the division flag was a little to the rear, the regiment was moved there. After remaining a short time, we moved, with the brigade, to the position we left just before the retreat across the Rappahannock.
The loss in the regiment third day was Captain Joseph Mason, Company G, killed. Of him I cannot speak in too high terms, for, while still suffering from a wound in the leg, received at Fair Oaks, which rendered him unfit for rapid marches, I always found him with his company, cheering on his men and setting an example worthy a true soldier. We shall mourn his loss as one of the brave who have fallen in the defense of their country. Lieutenant Sidney B. Smith, of Company D, as gallant an officer as ever drew a blade, was wounded in the left foot, which resulted in its amputation. During this day we had 4 killed, 28 wounded, and 5 missing.
I would respectfully call your attention to the names of Lieutenant Colonel Edwin S. Pierce, Major Moses B. Houghton, and Adjt. George W. Remington, who rendered me invaluable services on the field, and Captain Israel S. Geer, commanding Company C; Captain Daniel S. Root, commanding Company A; First Lieutenant Thomas J. Waters, commanding Company H; First Lieutenant Thomas Tate, commanding Company F; First Lieutenant David C. Crawford, commanding Company E; First Lieutenant Sidney B. Smith, commanding D, and Second Lieutenant George Hubbard, commanding Company I; First Lieutenant Andrew Nickerson, commanding Company K during the action of the 3rd instant; First Lieutenant Alfred Pew, commanding Company B; also Second Lieutenant Jerome B. Ten Eyck, who commanded Company G after the death of Captain Joseph Mason. They were constantly with their companies, and distinguished themselves for bravery and coolness under fire; in fact, all of my officers did their duty well, which is all that can be asked of a good soldier.

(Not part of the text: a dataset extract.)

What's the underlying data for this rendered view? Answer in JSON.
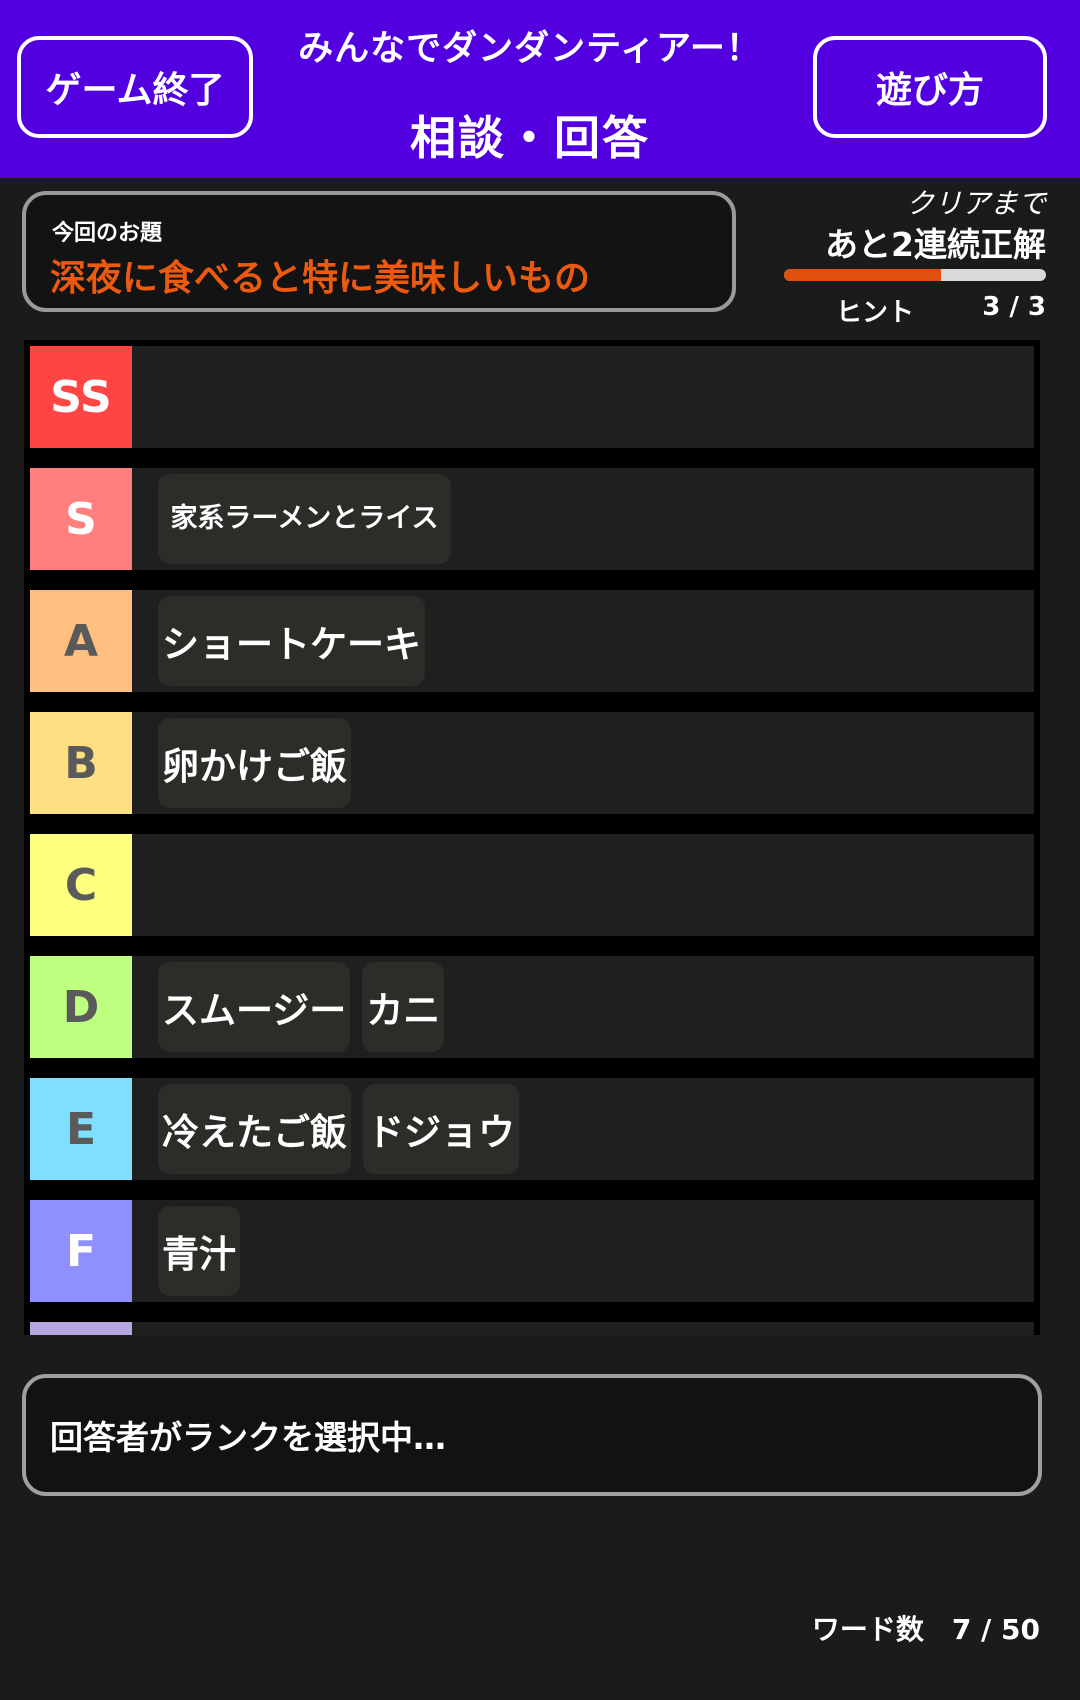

The regiment, as a whole, sustained the good name it won on the Peninsula, under the gallant Kearny and the brave and lamented Berry. With the exception of numbers, I consider the esprit de corps of the regiment as good now as when we started on the campaign.
I have the honor to be, very respectfully, your obedient servant,
B. R. PIERCE,
Colonel, Commanding Third Michigan Volunteers.
Lieutenant JAMES HENRY,
Acting Assistant Adjutant-General.
No. 126. Report of Major John Pulford, Fifth Michigan Infantry.
CAMP CURTIN, VA.,
May 7, 1863.
SIR: I have the honor to report, through you, to the colonel commanding the brigade the part taken by my regiment in the recent engagements of May 2,3, and 4, at or near Chancellorsville, Va.
On Saturday, May 2, we left the Fredericksburg and Gordonsville Plank road and advanced on the enemy, supporting Berdan's Sharpshooters, who were deployed in our front. Reaching an open field, the enemy opened a battery on us, wounding 3 of my men. We remained there under fire from 2 until about 5 p.m., when we again advanced about 2 miles to the support of a battery, two companies of my command being at the same time detached and deployed as skirmishers